— Your instructions —
A single number is the answer here: how many lines of the entries contain "JSON"?

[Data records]
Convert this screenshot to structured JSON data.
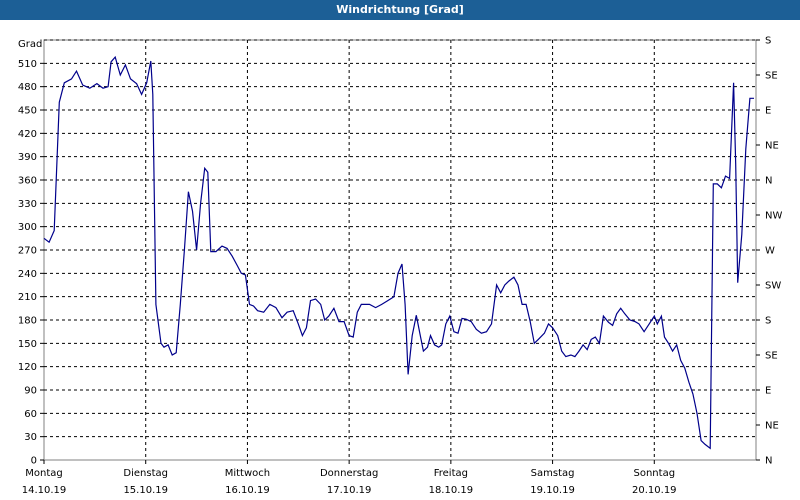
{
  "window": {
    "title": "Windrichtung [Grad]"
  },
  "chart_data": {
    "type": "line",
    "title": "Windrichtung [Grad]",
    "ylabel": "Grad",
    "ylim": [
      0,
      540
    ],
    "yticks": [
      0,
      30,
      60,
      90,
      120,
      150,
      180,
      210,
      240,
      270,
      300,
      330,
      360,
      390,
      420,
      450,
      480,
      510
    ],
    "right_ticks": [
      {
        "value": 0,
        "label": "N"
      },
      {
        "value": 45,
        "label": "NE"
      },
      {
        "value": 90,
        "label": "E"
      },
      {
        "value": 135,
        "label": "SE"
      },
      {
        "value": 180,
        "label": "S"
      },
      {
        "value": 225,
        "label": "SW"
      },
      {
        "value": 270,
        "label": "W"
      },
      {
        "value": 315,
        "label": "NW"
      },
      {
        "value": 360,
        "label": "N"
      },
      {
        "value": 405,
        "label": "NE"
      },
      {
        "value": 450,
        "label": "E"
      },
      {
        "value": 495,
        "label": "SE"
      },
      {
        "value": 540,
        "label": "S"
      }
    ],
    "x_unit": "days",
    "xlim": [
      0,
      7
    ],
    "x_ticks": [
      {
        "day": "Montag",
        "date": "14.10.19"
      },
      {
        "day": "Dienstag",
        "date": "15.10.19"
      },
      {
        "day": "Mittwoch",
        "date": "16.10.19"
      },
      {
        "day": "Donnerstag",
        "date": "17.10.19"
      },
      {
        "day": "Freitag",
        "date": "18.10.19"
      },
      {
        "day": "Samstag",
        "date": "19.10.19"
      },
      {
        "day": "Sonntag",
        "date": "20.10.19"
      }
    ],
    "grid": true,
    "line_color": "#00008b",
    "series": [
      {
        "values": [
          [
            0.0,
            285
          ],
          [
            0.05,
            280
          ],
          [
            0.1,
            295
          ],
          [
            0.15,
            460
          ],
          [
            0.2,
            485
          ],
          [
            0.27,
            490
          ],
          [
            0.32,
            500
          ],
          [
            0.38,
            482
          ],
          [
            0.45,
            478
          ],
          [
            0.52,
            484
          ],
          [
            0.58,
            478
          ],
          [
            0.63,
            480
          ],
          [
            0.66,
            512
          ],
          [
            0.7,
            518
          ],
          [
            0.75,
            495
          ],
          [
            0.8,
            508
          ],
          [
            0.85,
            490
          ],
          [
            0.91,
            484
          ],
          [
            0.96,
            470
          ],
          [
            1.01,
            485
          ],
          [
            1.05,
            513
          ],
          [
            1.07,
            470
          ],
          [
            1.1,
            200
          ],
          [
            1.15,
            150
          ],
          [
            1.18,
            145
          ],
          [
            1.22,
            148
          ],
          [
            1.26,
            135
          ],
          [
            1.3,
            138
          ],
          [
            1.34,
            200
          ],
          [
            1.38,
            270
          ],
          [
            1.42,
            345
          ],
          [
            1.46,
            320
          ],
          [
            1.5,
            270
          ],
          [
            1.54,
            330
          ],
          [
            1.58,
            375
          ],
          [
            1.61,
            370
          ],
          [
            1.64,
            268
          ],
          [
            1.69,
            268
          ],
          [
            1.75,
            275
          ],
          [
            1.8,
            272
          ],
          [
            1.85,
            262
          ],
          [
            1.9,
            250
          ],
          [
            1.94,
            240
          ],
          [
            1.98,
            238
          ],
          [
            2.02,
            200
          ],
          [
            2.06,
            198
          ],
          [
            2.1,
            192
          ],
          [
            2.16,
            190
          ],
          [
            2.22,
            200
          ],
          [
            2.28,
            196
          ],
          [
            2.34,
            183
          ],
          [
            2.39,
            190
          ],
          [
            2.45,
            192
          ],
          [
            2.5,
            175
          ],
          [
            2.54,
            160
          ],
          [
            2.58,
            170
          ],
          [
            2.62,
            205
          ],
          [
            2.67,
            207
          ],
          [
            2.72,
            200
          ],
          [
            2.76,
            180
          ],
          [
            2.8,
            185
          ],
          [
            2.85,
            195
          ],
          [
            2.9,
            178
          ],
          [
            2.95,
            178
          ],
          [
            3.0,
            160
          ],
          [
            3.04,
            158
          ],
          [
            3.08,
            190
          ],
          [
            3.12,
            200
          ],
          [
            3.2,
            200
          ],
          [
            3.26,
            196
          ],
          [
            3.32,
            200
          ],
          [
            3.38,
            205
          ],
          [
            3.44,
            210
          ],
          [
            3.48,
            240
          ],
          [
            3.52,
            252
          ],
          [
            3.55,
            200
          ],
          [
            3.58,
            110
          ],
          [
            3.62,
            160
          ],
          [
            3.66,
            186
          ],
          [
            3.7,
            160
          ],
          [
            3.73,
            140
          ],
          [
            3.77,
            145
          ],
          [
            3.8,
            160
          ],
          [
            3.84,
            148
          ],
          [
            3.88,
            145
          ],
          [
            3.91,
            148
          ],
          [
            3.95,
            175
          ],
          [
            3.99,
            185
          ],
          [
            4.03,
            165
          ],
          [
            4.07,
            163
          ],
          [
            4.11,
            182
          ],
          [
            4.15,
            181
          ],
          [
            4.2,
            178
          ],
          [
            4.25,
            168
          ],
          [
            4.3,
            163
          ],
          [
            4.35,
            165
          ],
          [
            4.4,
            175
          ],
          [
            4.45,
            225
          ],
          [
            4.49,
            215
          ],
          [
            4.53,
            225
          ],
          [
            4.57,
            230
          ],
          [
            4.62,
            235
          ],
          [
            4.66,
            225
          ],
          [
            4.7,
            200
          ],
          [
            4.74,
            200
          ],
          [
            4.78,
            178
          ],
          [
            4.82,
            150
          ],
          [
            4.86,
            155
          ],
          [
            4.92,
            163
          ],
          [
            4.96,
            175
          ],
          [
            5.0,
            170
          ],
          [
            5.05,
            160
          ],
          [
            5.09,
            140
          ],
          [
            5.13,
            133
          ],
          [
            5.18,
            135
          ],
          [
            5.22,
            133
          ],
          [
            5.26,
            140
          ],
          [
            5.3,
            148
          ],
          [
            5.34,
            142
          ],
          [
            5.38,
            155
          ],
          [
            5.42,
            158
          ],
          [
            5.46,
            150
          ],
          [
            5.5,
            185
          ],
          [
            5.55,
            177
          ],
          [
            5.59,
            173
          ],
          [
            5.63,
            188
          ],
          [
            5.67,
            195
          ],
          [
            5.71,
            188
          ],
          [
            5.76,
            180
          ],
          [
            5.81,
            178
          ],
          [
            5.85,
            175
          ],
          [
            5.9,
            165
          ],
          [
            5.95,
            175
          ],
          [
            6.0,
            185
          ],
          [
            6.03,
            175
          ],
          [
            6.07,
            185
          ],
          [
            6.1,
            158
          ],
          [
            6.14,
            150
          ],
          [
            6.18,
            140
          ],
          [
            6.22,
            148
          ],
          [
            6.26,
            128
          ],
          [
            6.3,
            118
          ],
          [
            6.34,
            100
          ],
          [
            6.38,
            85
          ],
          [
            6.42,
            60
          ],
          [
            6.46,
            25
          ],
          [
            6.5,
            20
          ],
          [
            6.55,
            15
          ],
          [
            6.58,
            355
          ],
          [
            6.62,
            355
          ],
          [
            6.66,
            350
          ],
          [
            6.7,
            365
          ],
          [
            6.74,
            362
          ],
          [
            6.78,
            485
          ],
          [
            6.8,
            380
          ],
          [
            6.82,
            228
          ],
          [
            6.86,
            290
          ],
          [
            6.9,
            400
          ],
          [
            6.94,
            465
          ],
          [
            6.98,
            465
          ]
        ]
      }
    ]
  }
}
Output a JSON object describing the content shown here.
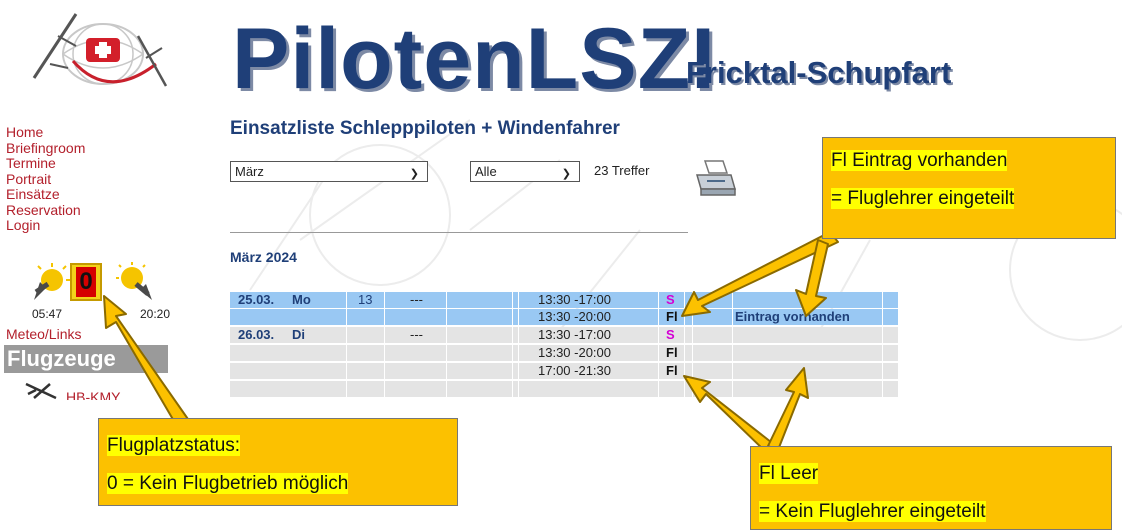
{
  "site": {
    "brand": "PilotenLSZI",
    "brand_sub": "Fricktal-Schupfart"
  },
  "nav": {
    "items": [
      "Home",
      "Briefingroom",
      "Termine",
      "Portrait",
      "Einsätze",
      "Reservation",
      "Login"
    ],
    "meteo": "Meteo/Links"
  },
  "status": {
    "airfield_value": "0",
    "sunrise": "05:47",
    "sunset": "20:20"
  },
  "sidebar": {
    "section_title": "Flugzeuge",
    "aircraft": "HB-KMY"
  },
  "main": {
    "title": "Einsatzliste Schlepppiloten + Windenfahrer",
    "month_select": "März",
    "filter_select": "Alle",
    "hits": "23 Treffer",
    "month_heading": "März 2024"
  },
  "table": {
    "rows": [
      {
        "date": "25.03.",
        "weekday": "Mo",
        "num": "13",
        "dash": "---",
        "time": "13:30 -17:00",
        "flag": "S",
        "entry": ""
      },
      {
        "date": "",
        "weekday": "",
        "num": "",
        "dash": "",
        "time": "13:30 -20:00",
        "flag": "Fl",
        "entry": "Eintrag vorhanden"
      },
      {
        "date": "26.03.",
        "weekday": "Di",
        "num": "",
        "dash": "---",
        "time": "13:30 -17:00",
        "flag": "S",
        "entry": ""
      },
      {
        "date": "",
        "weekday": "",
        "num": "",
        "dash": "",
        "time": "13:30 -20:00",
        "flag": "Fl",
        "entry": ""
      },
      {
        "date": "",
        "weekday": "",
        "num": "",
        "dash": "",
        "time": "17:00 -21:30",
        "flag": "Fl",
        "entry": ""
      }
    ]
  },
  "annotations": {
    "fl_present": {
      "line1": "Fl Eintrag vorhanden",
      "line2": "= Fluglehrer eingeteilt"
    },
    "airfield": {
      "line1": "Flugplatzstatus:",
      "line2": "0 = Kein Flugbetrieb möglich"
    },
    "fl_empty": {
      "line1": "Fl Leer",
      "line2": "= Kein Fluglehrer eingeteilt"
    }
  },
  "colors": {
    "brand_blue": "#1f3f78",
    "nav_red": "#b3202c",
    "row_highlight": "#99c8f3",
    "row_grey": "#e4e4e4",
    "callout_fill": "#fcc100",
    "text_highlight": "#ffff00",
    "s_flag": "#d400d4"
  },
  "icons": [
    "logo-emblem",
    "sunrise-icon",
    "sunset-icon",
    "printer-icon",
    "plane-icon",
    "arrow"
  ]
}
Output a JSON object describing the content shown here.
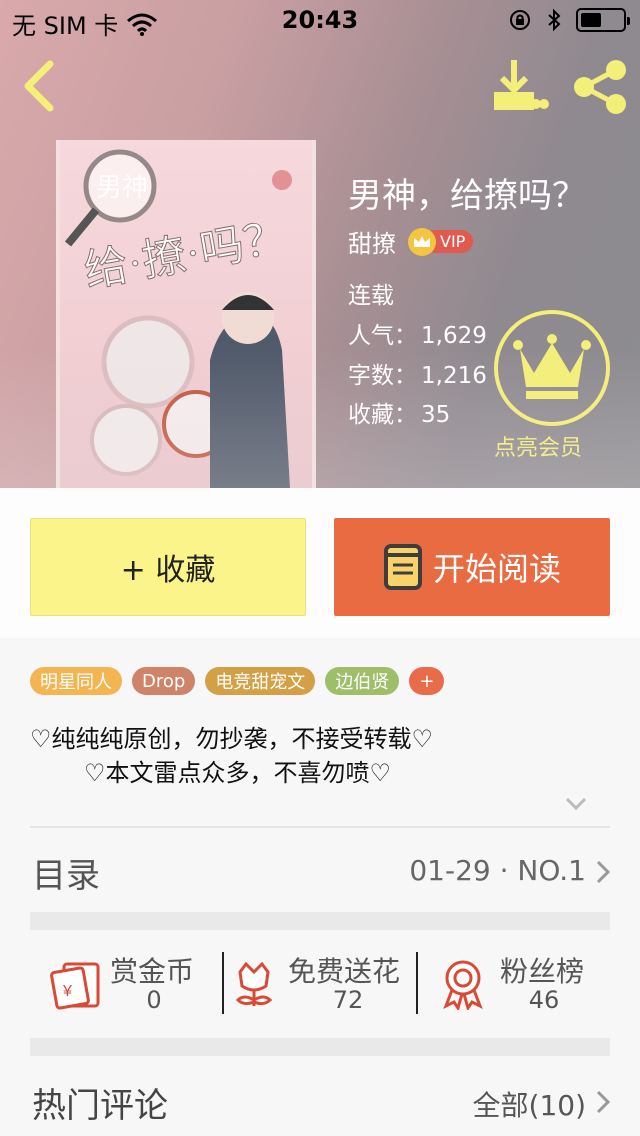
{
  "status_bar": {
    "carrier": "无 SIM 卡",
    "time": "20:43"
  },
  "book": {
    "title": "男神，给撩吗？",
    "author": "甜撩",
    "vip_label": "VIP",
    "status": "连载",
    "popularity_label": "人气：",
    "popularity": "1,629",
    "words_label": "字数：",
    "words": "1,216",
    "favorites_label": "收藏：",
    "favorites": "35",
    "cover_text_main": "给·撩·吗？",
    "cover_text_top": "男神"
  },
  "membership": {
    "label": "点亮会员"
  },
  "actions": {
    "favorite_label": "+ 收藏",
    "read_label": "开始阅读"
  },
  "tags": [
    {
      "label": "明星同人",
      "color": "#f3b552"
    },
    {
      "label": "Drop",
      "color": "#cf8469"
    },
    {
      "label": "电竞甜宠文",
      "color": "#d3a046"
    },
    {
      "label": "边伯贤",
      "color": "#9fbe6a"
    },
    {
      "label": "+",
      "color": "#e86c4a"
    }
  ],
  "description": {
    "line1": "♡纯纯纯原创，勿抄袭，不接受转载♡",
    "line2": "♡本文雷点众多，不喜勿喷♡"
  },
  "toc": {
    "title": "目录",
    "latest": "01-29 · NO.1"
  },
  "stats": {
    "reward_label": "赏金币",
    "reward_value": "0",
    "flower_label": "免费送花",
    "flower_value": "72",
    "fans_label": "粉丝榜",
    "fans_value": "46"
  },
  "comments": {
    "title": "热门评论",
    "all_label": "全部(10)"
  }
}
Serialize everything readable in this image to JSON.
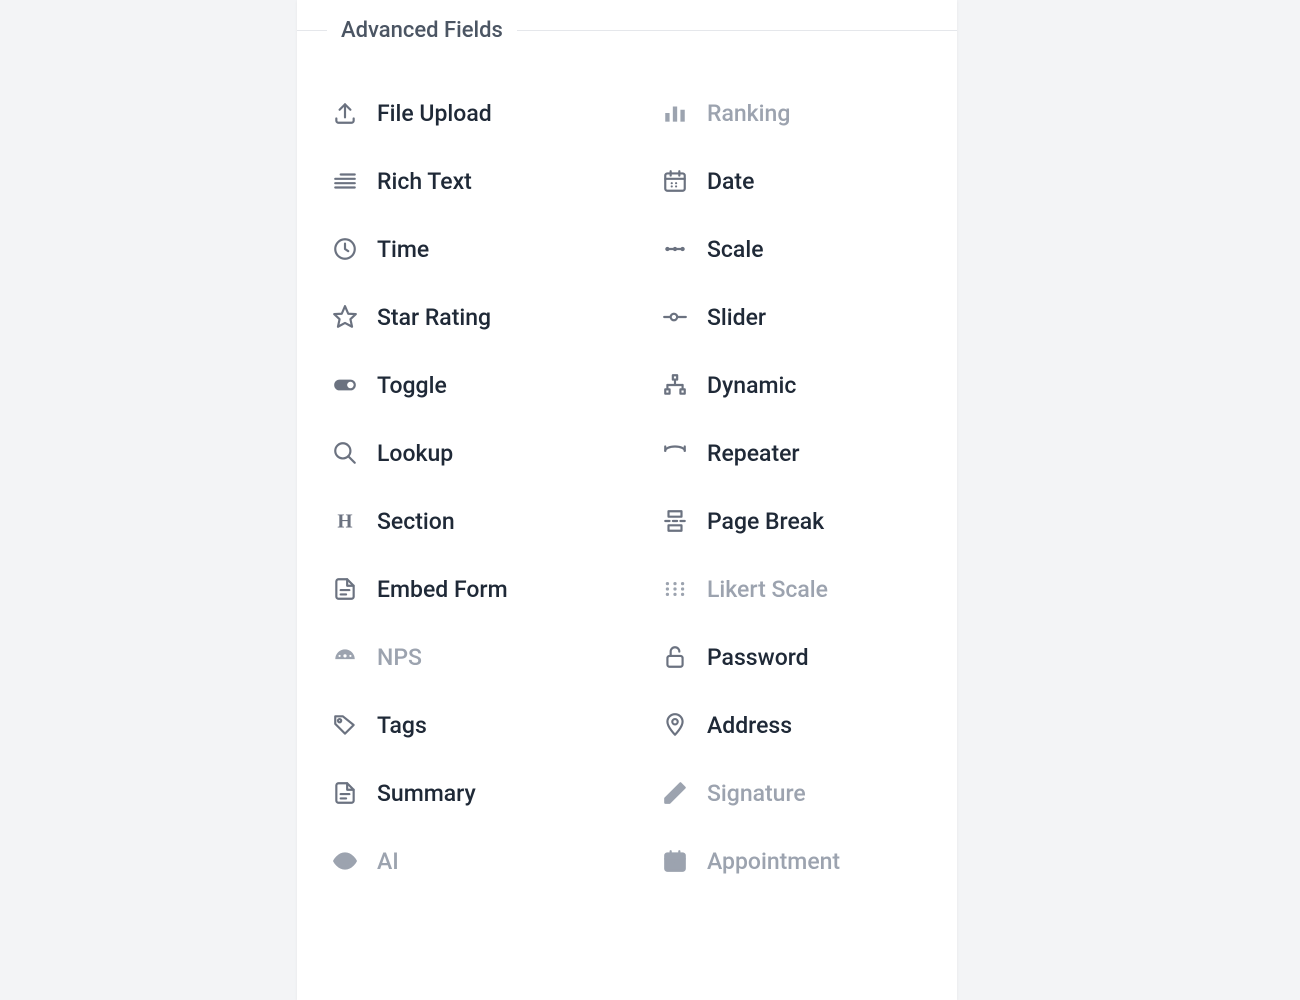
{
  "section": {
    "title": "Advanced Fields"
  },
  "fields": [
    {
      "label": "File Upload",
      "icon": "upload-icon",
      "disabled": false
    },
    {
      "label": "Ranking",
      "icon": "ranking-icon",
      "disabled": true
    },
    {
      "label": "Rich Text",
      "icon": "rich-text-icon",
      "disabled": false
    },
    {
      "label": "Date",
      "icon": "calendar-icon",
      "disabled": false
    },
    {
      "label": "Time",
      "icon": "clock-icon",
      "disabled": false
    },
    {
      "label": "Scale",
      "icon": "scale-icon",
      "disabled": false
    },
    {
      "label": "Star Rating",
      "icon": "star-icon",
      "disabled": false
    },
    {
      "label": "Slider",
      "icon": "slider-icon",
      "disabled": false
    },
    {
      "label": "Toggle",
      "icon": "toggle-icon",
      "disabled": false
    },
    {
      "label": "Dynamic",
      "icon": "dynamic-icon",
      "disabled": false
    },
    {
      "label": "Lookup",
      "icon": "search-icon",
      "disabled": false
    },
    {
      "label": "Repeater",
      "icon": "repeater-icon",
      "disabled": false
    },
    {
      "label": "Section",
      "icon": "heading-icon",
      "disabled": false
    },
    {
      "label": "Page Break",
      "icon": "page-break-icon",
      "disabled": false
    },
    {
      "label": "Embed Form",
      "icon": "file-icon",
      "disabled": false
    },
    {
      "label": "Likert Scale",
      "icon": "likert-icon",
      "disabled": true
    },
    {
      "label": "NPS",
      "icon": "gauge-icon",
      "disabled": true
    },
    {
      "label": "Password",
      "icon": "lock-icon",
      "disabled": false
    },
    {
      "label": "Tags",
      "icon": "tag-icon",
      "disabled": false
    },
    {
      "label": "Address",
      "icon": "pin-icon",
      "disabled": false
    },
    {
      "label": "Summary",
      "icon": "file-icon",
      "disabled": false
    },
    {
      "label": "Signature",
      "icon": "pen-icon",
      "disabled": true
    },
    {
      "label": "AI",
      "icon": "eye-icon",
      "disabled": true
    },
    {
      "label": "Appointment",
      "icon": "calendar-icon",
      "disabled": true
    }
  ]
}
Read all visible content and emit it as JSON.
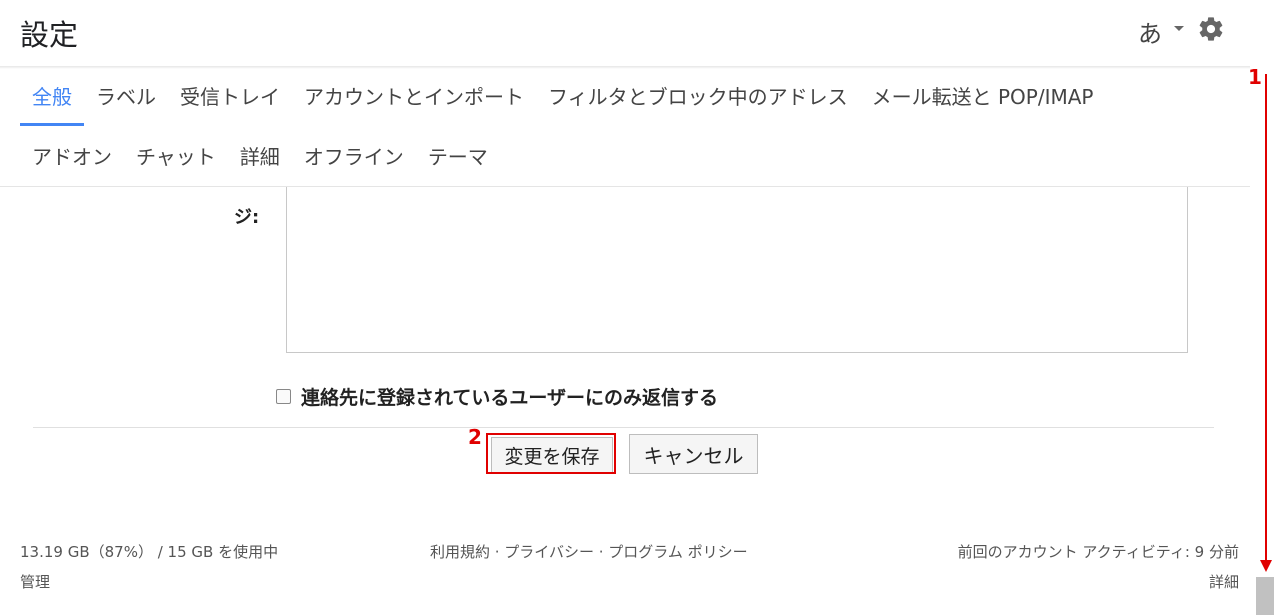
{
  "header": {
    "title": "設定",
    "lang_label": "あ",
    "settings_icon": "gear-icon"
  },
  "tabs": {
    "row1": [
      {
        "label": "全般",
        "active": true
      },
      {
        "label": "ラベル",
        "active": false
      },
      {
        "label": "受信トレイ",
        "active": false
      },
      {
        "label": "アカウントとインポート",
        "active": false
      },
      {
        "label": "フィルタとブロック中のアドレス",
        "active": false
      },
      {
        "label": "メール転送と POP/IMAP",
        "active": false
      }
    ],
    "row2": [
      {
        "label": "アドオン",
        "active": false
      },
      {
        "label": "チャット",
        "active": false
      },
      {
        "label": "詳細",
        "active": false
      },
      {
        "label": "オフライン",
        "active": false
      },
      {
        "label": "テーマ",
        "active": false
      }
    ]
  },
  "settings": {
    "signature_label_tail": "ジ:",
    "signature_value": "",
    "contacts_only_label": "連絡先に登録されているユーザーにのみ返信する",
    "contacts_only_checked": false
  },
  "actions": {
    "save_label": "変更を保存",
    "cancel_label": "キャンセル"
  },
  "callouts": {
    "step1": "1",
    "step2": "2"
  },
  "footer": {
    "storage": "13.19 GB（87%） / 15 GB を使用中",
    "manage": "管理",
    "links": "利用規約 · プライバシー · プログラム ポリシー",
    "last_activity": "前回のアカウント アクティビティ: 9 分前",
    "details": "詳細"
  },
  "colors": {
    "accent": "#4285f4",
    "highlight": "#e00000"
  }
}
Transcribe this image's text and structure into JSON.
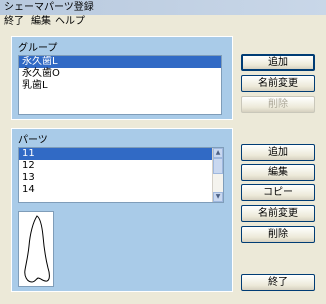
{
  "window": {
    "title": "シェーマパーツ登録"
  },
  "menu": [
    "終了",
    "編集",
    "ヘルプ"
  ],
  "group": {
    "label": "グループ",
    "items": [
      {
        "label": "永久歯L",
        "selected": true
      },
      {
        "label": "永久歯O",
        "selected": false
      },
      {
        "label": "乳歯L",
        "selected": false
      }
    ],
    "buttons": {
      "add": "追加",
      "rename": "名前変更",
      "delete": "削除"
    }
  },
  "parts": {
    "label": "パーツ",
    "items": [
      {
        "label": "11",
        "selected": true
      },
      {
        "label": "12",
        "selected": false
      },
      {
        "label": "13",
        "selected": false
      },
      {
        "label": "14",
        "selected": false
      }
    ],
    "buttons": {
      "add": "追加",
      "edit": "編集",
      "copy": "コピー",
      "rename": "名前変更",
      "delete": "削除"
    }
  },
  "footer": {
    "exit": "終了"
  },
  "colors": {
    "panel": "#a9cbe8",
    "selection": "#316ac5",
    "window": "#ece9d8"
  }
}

— Response —
6